WORDS & MUSIC II: when space and behavior work in harmony
Last month I began a series on creating office spaces that work in harmony with behaviors and protocols. We started by looking at the problem from the perspective of DESIGNERS and offered four tips: 1) Get engaged for change 2) Balance quiet and clamor 3) Pay attention to people who aren’t talking and 4) Find champions. This week I focus on USERS with some thoughts about how they can be proactive in creating effective workplaces.
Be a Positive voice:
Nobody likes a whiner but most everyone appreciates the advice and coaching of an expert. When it comes to getting your job done, you are the expert. No one knows more about it — not the designer or even your boss. But while you are the expert on your workplace needs, you probably aren’t that experienced in translating those needs into solutions. The design team is your partner in making that leap. Rather than insisting that panels be a certain height, ask open questions like, “Where will I be able to make a conference call with 3 other people?” or “How will the space be designed to support mobility?” If the design process your company is using doesn’t include input and feedback from users, seek out your company leaders and help them understand the importance of this dialogue.
Move it around:
One of the best trends in space design is the movement toward lighter scale, mobile furniture. Of course there are still some fixed elements, but more and more of the office is intended to be easily reconfigured. The best designs allow the workers themselves to make these changes without using tools but sadly most people don’t take advantage of it. I had a client who had a large rectangular meeting table that was made up of 6 small tables on wheels. The room was always set up this way regardless of what type of activity was being held. I took it on myself to rearrange the furniture every time I was there and before long they were doing it too. The moral is to push and pull everything that moves into what you need to support your work at that moment.
But “moving it around” doesn’t just apply to the furniture. To work effectively you’ll need to move yourself from setting to setting. The self-sufficient offices and workstations of the 90’s trained us to sit in one place all day. In the modern office, frequent movement is essential because your workspace is probably too small and too open to accommodate everything you need to do. By moving around you’ll not only find that you get more done but you’ll feel more invigorated as well.
Be a Good Neighbor:
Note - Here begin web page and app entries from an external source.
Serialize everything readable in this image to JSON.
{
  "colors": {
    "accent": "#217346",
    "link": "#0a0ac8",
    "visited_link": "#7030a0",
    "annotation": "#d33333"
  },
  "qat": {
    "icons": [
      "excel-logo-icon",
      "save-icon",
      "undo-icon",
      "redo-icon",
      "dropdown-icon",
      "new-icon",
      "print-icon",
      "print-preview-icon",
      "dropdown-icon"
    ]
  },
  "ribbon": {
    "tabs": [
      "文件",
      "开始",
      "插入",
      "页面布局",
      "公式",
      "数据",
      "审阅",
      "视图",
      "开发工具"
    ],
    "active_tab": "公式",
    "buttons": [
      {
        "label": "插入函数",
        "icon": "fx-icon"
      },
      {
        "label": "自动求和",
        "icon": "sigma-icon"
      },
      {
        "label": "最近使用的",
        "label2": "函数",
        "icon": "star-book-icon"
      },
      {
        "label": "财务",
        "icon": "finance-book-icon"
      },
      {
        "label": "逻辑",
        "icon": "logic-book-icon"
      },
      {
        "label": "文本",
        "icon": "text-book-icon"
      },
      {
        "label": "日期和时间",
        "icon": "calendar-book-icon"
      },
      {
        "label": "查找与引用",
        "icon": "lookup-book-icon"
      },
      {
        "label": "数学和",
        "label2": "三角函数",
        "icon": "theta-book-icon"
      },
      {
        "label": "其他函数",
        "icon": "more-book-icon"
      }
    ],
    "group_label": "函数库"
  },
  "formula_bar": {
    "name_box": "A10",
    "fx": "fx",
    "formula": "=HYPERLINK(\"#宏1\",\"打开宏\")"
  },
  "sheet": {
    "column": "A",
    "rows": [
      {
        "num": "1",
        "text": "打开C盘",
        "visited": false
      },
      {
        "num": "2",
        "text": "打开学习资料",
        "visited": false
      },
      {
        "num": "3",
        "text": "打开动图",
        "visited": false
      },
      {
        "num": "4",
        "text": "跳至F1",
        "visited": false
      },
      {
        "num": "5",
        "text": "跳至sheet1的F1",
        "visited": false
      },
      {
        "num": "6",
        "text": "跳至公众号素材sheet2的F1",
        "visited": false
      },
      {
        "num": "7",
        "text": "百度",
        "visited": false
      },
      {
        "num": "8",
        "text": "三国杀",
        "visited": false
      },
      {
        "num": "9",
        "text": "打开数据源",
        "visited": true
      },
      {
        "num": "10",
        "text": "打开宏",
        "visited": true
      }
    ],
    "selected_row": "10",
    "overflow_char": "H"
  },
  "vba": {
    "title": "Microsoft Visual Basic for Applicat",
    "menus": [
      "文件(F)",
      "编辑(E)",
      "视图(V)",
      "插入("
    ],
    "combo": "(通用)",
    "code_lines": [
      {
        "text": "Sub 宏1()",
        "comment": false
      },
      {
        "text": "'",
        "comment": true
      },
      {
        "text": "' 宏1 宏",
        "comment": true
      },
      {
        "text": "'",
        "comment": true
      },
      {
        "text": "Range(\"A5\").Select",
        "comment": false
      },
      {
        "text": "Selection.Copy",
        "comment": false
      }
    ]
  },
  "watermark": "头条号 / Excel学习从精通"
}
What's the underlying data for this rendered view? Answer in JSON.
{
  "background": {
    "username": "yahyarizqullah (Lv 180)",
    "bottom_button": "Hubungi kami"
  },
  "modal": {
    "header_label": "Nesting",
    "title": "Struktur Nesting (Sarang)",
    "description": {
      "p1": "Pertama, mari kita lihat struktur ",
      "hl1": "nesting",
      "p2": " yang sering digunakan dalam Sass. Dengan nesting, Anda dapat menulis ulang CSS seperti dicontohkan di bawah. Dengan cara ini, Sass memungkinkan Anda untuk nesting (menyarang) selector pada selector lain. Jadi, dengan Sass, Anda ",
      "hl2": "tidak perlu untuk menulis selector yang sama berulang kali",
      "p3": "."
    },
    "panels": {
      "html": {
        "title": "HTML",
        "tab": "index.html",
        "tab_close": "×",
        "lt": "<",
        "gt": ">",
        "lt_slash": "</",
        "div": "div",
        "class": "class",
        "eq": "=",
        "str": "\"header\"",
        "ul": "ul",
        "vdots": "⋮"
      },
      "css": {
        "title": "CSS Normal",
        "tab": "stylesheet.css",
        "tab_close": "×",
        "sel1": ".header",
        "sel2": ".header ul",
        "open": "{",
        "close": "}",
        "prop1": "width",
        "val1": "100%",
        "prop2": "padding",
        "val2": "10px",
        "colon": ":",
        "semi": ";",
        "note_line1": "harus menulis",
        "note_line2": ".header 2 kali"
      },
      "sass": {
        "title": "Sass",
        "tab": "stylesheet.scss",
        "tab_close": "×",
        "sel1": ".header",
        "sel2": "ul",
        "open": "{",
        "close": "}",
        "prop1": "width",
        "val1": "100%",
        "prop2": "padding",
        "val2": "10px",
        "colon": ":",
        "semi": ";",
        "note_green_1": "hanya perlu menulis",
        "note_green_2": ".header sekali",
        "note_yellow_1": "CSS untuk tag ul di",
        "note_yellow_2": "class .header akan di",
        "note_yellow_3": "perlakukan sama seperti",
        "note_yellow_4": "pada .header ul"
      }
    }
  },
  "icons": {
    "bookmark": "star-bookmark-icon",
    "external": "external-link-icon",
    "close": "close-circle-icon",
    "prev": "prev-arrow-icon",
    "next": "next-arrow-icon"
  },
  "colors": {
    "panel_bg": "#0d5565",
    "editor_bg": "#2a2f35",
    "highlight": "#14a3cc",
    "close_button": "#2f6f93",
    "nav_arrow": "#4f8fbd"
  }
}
It’s not just your imagination — your coworkers are closer and more visible than they have ever been. Remember that if you can see and hear them, they can see and hear you too. To work well, everyone will need to cooperate and foster behaviors that limit distractions and give people the space they need to function. I have a colleague who steps away from the bench where 5 people work to receive or make cell phone calls. Others keep their desks cleaner than they ever have before to avoid spilling over in to another person’s space. It sounds so simple but if we respect each other and treat one another the way we’d like to be treated we’ll all be happier and more productive.
Give it time:
Change is a process and it doesn’t end with moving in to a new space. In fact, that’s when much of the real work begins. Some of the features you used to take for granted (like walls and a door) may be gone and you’ll need to find new ways to work. My bet is there will also be new kinds of spaces, many that will work better than the ones you had before. Explore them all and find the places that fit your individual work style. Use the change management process to provide ongoing feedback about how to keep improving the space. You probably won’t feel completely comfortable in a few weeks or even a few months but eventually you’ll adapt to the new office. And if the designers have done their job well, the space will adapt to you.
Do you have additional ideas on how to help users thrive in their new office? Share a comment below — we’d love to hear from you. In my next blog post, I’ll conclude the series by providing some ideas for leaders.April 15, 2014 | By Michael Fazio